BEGIN

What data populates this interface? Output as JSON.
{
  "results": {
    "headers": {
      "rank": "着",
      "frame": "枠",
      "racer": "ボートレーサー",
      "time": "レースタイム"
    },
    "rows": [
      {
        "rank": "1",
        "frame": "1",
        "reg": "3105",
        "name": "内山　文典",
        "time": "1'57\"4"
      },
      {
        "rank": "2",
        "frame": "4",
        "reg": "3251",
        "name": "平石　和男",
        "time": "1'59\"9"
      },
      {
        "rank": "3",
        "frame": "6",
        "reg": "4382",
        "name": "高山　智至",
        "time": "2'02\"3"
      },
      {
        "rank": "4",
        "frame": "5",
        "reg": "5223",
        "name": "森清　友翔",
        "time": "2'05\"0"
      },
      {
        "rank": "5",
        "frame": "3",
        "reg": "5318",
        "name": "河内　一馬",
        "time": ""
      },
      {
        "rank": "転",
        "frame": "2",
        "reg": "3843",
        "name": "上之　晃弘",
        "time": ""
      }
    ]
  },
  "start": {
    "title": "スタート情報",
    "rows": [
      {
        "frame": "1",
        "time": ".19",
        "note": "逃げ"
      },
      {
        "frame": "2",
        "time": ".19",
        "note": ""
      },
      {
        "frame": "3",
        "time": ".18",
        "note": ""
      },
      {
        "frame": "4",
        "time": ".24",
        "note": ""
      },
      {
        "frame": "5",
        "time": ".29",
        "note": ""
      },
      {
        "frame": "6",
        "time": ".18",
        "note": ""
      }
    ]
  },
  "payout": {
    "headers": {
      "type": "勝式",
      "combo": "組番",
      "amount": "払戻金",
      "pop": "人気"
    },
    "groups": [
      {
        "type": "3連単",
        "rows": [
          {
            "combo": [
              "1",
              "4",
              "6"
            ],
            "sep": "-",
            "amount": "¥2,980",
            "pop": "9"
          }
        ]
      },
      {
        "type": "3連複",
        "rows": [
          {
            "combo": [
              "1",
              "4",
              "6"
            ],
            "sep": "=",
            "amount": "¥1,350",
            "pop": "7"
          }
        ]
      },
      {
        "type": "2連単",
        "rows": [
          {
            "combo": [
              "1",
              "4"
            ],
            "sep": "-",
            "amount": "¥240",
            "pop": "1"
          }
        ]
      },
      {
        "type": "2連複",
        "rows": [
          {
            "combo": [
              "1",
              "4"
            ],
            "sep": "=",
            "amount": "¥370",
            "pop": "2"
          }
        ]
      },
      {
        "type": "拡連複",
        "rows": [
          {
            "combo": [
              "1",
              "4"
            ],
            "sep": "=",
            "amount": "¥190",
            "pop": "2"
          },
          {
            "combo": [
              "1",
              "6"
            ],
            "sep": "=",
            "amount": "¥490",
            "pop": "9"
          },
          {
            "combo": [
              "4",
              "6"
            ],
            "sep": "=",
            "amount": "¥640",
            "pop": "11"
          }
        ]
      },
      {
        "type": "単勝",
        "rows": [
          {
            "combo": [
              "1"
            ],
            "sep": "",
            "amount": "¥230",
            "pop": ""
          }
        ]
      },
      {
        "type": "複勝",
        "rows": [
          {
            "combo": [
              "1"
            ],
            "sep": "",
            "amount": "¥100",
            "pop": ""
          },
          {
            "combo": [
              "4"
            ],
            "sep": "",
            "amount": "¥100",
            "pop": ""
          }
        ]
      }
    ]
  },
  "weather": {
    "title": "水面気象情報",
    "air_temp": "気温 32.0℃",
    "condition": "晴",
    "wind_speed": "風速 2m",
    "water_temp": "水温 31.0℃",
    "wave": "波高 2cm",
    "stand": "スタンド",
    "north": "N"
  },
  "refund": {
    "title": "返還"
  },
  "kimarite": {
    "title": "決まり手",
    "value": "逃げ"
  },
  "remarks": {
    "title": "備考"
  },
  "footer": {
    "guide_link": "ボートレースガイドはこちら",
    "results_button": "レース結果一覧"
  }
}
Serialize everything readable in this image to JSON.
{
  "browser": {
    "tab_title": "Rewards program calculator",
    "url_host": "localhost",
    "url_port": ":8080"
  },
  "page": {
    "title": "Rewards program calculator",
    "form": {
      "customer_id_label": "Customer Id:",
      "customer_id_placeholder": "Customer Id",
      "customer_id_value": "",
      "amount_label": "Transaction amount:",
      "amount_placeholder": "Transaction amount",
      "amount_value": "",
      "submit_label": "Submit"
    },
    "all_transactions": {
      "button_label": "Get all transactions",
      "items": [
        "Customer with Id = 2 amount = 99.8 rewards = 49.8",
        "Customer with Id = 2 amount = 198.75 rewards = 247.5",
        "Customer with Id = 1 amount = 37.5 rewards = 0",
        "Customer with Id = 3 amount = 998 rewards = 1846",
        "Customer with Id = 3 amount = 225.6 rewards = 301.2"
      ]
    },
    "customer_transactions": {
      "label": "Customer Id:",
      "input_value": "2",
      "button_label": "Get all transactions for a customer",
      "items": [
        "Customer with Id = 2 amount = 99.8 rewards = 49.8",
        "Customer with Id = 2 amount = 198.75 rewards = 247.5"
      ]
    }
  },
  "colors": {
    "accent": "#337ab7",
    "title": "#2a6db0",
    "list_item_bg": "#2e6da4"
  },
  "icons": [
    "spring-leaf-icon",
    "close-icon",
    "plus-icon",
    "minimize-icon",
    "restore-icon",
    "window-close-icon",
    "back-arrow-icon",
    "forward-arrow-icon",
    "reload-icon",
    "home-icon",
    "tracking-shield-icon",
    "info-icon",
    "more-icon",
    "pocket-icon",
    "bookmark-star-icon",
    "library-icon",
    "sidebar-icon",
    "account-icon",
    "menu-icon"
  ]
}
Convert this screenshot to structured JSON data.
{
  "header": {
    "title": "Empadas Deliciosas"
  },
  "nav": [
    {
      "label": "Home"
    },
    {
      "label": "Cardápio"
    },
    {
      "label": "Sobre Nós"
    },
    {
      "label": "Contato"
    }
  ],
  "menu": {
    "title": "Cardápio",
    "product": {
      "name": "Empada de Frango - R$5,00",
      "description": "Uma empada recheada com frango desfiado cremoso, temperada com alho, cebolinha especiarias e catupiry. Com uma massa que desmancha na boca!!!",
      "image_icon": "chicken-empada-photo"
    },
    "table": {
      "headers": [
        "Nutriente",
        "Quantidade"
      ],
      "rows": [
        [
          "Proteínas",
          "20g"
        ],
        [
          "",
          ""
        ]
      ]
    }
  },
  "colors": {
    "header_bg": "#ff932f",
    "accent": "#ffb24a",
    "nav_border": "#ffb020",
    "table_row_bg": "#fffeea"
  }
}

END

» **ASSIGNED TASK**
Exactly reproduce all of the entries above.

» **ANSWER TO THIS TASK**
What data populates this interface? Output as JSON.
{
  "results": {
    "headers": {
      "rank": "着",
      "frame": "枠",
      "racer": "ボートレーサー",
      "time": "レースタイム"
    },
    "rows": [
      {
        "rank": "1",
        "frame": "1",
        "reg": "3105",
        "name": "内山　文典",
        "time": "1'57\"4"
      },
      {
        "rank": "2",
        "frame": "4",
        "reg": "3251",
        "name": "平石　和男",
        "time": "1'59\"9"
      },
      {
        "rank": "3",
        "frame": "6",
        "reg": "4382",
        "name": "高山　智至",
        "time": "2'02\"3"
      },
      {
        "rank": "4",
        "frame": "5",
        "reg": "5223",
        "name": "森清　友翔",
        "time": "2'05\"0"
      },
      {
        "rank": "5",
        "frame": "3",
        "reg": "5318",
        "name": "河内　一馬",
        "time": ""
      },
      {
        "rank": "転",
        "frame": "2",
        "reg": "3843",
        "name": "上之　晃弘",
        "time": ""
      }
    ]
  },
  "start": {
    "title": "スタート情報",
    "rows": [
      {
        "frame": "1",
        "time": ".19",
        "note": "逃げ"
      },
      {
        "frame": "2",
        "time": ".19",
        "note": ""
      },
      {
        "frame": "3",
        "time": ".18",
        "note": ""
      },
      {
        "frame": "4",
        "time": ".24",
        "note": ""
      },
      {
        "frame": "5",
        "time": ".29",
        "note": ""
      },
      {
        "frame": "6",
        "time": ".18",
        "note": ""
      }
    ]
  },
  "payout": {
    "headers": {
      "type": "勝式",
      "combo": "組番",
      "amount": "払戻金",
      "pop": "人気"
    },
    "groups": [
      {
        "type": "3連単",
        "rows": [
          {
            "combo": [
              "1",
              "4",
              "6"
            ],
            "sep": "-",
            "amount": "¥2,980",
            "pop": "9"
          }
        ]
      },
      {
        "type": "3連複",
        "rows": [
          {
            "combo": [
              "1",
              "4",
              "6"
            ],
            "sep": "=",
            "amount": "¥1,350",
            "pop": "7"
          }
        ]
      },
      {
        "type": "2連単",
        "rows": [
          {
            "combo": [
              "1",
              "4"
            ],
            "sep": "-",
            "amount": "¥240",
            "pop": "1"
          }
        ]
      },
      {
        "type": "2連複",
        "rows": [
          {
            "combo": [
              "1",
              "4"
            ],
            "sep": "=",
            "amount": "¥370",
            "pop": "2"
          }
        ]
      },
      {
        "type": "拡連複",
        "rows": [
          {
            "combo": [
              "1",
              "4"
            ],
            "sep": "=",
            "amount": "¥190",
            "pop": "2"
          },
          {
            "combo": [
              "1",
              "6"
            ],
            "sep": "=",
            "amount": "¥490",
            "pop": "9"
          },
          {
            "combo": [
              "4",
              "6"
            ],
            "sep": "=",
            "amount": "¥640",
            "pop": "11"
          }
        ]
      },
      {
        "type": "単勝",
        "rows": [
          {
            "combo": [
              "1"
            ],
            "sep": "",
            "amount": "¥230",
            "pop": ""
          }
        ]
      },
      {
        "type": "複勝",
        "rows": [
          {
            "combo": [
              "1"
            ],
            "sep": "",
            "amount": "¥100",
            "pop": ""
          },
          {
            "combo": [
              "4"
            ],
            "sep": "",
            "amount": "¥100",
            "pop": ""
          }
        ]
      }
    ]
  },
  "weather": {
    "title": "水面気象情報",
    "air_temp": "気温 32.0℃",
    "condition": "晴",
    "wind_speed": "風速 2m",
    "water_temp": "水温 31.0℃",
    "wave": "波高 2cm",
    "stand": "スタンド",
    "north": "N"
  },
  "refund": {
    "title": "返還"
  },
  "kimarite": {
    "title": "決まり手",
    "value": "逃げ"
  },
  "remarks": {
    "title": "備考"
  },
  "footer": {
    "guide_link": "ボートレースガイドはこちら",
    "results_button": "レース結果一覧"
  }
}
Serialize everything readable in this image to JSON.
{
  "browser": {
    "tab_title": "Rewards program calculator",
    "url_host": "localhost",
    "url_port": ":8080"
  },
  "page": {
    "title": "Rewards program calculator",
    "form": {
      "customer_id_label": "Customer Id:",
      "customer_id_placeholder": "Customer Id",
      "customer_id_value": "",
      "amount_label": "Transaction amount:",
      "amount_placeholder": "Transaction amount",
      "amount_value": "",
      "submit_label": "Submit"
    },
    "all_transactions": {
      "button_label": "Get all transactions",
      "items": [
        "Customer with Id = 2 amount = 99.8 rewards = 49.8",
        "Customer with Id = 2 amount = 198.75 rewards = 247.5",
        "Customer with Id = 1 amount = 37.5 rewards = 0",
        "Customer with Id = 3 amount = 998 rewards = 1846",
        "Customer with Id = 3 amount = 225.6 rewards = 301.2"
      ]
    },
    "customer_transactions": {
      "label": "Customer Id:",
      "input_value": "2",
      "button_label": "Get all transactions for a customer",
      "items": [
        "Customer with Id = 2 amount = 99.8 rewards = 49.8",
        "Customer with Id = 2 amount = 198.75 rewards = 247.5"
      ]
    }
  },
  "colors": {
    "accent": "#337ab7",
    "title": "#2a6db0",
    "list_item_bg": "#2e6da4"
  },
  "icons": [
    "spring-leaf-icon",
    "close-icon",
    "plus-icon",
    "minimize-icon",
    "restore-icon",
    "window-close-icon",
    "back-arrow-icon",
    "forward-arrow-icon",
    "reload-icon",
    "home-icon",
    "tracking-shield-icon",
    "info-icon",
    "more-icon",
    "pocket-icon",
    "bookmark-star-icon",
    "library-icon",
    "sidebar-icon",
    "account-icon",
    "menu-icon"
  ]
}
Convert this screenshot to structured JSON data.
{
  "header": {
    "title": "Empadas Deliciosas"
  },
  "nav": [
    {
      "label": "Home"
    },
    {
      "label": "Cardápio"
    },
    {
      "label": "Sobre Nós"
    },
    {
      "label": "Contato"
    }
  ],
  "menu": {
    "title": "Cardápio",
    "product": {
      "name": "Empada de Frango - R$5,00",
      "description": "Uma empada recheada com frango desfiado cremoso, temperada com alho, cebolinha especiarias e catupiry. Com uma massa que desmancha na boca!!!",
      "image_icon": "chicken-empada-photo"
    },
    "table": {
      "headers": [
        "Nutriente",
        "Quantidade"
      ],
      "rows": [
        [
          "Proteínas",
          "20g"
        ],
        [
          "",
          ""
        ]
      ]
    }
  },
  "colors": {
    "header_bg": "#ff932f",
    "accent": "#ffb24a",
    "nav_border": "#ffb020",
    "table_row_bg": "#fffeea"
  }
}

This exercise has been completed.